Kidney Disease: Chronic Kidney Disease
What are the kidneys?
The kidneys are 2 bean-shaped organs that are located toward your back, on either side of your spine, just underneath the rib cage. A kidney is about as big as a fist.
The kidneys do several things. They are responsible for making urine by filtering wastes and extra water out of the body. The kidneys also produce certain necessary hormones (erythropoietin, renin, and calcitriol) and help to regulate blood pressure by producing life-sustaining chemicals. During 1 day, the kidneys clean out 200 quarts of blood.
In each kidney, there are about 1 million nephrons. These small nephrons are the kidney parts that do the cleaning. A nephron has a glomerulus, which is a small blood vessel, and a tubule, which collects urine.
What is kidney disease?
Kidney function, also called renal function, describes how well the kidneys work. If a person has 2 healthy kidneys, he or she is said to have 100% kidney function. If the kidneys lose even 30% to 40% of function, one might not even notice. A person can live with just 1 healthy kidney. However, when kidney function falls below 25%, serious problems develop. A person with less than 10% to 15% kidney function will need to have treatment to replace kidney function. The treatment choices are dialysis, a process to cleanse the blood and body, or a kidney transplant.

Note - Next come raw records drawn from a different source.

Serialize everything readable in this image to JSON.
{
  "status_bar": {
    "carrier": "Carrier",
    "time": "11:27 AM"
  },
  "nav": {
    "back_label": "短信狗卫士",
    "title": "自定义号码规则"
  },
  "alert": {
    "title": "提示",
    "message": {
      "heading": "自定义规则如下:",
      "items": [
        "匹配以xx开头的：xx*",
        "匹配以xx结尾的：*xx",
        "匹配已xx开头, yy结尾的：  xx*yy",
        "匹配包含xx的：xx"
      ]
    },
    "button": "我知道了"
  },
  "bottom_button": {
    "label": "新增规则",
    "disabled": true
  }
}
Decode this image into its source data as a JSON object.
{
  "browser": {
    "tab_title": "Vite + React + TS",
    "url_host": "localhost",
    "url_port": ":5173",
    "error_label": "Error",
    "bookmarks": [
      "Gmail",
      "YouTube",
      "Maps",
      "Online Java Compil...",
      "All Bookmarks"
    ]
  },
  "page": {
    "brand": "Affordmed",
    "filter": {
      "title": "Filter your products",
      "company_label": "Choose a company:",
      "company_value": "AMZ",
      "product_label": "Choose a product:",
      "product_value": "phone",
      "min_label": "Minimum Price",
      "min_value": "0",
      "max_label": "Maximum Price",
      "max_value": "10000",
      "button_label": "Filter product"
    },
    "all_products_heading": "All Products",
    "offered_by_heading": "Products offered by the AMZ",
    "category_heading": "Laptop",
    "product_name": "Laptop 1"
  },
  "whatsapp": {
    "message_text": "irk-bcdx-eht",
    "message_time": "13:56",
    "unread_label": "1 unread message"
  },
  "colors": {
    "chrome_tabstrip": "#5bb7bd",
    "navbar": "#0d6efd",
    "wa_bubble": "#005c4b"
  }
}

What is kidney transplantation?
Kidney transplantation involves placing a healthy kidney into the body where it can perform all of the functions that a failing kidney cannot. Kidneys for transplantation come from 2 sources: living donors and deceased (non-living) donors. Living donors are usually immediate family members or sometimes spouses. This is possible because a person can live well with one healthy kidney.
Deceased donor kidneys usually come from people who have willed their kidneys before their death by signing organ donor cards. All donors are carefully screened to make sure there is a suitable match and to prevent any transmissible diseases or other complications.
What causes kidney disease?
Kidney diseases occur when the nephrons are damaged and cannot filter the blood. The damage can happen quickly, such as when it is caused by injury or toxins. However, most damage occurs over a period of time. High blood pressure (hypertension) and diabetes are the 2 most common causes of the progressive type of damage to the nephrons and the resulting kidney failure (chronic kidney disease or CKD). CKD is also known as chronic renal insufficiency.
What are the symptoms of chronic kidney disease?
In the early stages, there usually are no symptoms. As the disease worsens, symptoms may include:
- Changes in how often you need to urinate.
- A feeling of tiredness or drowsiness.
- Loss of appetite.
- Swelling of hands and feet.
- A feeling of itchiness.
- Feeling of nausea or vomiting.
- Muscle cramps.
- Darkness of skin.